by Ben Kenney, theWatt.com, theWatt Podcast
In 2005, China added 170 GW of coal power generating capacity. That's the equivalent of a new 1GW coal power plant every 2 days. Coal now supplies 70% of China's energy needs, the second most in the world after South Africa. China's energy requirements are growing at 3.2%/year (compared to the 1.1%/year energy growth in the U.S.) and they have the third largest coal reserves in the world (at 12% of the world's coal reserves) but only 1.3% of the world's oil reserves. Add this to the fact that 80% of China's oil imports travel through the Strait of Malacca, which some say is increasingly under the influence of the U.S. navy and it's plain to see that coal is China's growth vine.
The incredibly fast economic growth in China has created an energy crisis in the country. The panic has left them using three times the world average on energy to produce the same amount of GDP. Environmental problems ensue. As Thomas Freidman corroborates, on some days in Beijing and other major Chinese cities, the air quality is so poor and the smog so thick that you can't make out buildings a mere six blocks away. The good news is that the government is well aware. China's Environmental Protection Agency has admitted that pollution is costing the country 10% of its GDP (US$200 billion) every year.
As bad as this sounds, we should all remember that per capita, China consumes just 1/8th the energy that the U.S. consumes and produces just 1/7th of the CO2 emissions per capita compared to the average American. The gap will likely decrease as China is scheduled to become the largest automotive market early next decade, but China has clearly identified their shortfalls and a fix is in the process. China's renewable Energy Law, passed in February 2005, will increase renewable energy in the country to 10% in 2010, 18% by 2020, 30% by 2030 and 50% by 2100. They also have plans to improve their energy efficiency within the next 5 years by 20% over the previous planning period, to reduce the major pollutants being discharged by 10% and increase forest coverage from 18% to 20%. Although coal will likely still play a major role in China's growth, these renewable energy and environmental targets are commendable.

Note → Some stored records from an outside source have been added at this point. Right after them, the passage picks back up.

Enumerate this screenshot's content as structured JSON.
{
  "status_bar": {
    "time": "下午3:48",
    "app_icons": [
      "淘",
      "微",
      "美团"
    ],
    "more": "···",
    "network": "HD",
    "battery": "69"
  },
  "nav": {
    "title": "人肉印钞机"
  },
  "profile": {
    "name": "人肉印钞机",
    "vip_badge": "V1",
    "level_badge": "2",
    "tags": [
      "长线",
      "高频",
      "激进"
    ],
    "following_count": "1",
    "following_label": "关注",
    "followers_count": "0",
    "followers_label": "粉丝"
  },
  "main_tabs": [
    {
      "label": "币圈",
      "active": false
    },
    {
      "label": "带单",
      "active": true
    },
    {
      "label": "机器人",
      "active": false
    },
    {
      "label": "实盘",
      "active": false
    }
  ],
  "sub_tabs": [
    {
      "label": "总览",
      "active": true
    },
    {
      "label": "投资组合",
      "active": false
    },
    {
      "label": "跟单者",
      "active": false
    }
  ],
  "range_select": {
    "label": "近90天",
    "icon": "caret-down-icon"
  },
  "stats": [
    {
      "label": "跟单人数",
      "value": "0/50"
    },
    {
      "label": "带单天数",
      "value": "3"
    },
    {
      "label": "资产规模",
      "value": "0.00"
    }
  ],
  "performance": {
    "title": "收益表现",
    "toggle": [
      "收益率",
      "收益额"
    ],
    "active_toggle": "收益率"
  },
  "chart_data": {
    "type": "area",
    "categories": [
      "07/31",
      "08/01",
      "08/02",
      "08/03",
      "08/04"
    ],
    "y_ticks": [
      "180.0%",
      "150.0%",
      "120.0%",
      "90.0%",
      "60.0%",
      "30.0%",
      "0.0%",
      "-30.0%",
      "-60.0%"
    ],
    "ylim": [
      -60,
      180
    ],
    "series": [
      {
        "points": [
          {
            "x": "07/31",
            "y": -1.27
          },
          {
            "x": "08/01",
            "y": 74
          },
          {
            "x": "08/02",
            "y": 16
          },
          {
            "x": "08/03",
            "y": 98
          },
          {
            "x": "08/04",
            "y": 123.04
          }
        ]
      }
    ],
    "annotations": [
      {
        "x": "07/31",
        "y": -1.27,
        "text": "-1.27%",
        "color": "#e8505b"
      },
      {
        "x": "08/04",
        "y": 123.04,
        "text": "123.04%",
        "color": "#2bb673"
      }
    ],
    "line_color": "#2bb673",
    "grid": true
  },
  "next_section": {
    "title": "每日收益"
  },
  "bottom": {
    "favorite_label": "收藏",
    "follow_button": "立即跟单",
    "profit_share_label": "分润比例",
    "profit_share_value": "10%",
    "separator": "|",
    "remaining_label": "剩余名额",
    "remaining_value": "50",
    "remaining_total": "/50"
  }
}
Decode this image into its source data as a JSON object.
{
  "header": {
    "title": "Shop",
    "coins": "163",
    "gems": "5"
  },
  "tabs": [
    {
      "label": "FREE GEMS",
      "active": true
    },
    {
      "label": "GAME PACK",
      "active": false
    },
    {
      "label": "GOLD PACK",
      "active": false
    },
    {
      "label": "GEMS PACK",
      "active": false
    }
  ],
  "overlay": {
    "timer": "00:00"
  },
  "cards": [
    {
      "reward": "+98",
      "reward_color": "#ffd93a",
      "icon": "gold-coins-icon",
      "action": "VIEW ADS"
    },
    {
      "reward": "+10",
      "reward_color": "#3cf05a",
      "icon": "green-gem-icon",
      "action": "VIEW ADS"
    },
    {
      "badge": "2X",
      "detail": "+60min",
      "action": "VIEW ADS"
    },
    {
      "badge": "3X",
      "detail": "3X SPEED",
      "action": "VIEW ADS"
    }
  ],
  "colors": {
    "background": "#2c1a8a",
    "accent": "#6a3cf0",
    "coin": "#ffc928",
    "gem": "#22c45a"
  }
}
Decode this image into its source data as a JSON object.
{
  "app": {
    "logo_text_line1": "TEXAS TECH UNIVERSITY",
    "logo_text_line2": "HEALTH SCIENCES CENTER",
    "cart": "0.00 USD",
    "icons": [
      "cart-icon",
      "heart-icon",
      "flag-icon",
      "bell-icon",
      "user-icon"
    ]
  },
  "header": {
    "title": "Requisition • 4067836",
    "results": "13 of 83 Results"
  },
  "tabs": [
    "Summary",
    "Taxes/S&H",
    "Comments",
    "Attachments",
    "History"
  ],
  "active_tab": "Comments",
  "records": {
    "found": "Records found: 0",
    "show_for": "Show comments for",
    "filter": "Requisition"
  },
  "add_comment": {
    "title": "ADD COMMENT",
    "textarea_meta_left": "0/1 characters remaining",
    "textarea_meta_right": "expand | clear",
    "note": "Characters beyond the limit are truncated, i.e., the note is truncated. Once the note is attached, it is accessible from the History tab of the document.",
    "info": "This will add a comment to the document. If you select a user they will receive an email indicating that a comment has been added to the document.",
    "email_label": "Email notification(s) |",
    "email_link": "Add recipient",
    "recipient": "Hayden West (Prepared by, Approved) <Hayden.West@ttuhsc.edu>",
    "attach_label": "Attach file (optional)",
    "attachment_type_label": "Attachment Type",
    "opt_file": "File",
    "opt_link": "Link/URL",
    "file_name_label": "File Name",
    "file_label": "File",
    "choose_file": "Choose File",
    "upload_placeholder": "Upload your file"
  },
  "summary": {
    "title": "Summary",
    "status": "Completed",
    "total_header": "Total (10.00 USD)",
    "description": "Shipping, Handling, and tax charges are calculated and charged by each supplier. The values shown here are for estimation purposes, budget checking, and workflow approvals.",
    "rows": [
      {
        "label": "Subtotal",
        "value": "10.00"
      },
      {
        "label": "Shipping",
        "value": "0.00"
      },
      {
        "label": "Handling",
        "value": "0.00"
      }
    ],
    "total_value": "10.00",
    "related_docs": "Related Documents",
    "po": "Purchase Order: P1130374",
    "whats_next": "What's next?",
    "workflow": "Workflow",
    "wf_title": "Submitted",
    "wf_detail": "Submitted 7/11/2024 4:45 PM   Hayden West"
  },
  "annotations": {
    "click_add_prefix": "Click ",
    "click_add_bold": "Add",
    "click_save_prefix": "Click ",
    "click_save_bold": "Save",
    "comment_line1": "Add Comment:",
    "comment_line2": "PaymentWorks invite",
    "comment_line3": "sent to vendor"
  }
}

The bottom line is that the western world got rich off of oil, and in the process, consumed half of it. The fallout is that the western world must now do everything in its power to provide cheap, clean energy to China and the rest of the developing world, or watch 80% of the world population attempt to improve their standard of living with coal.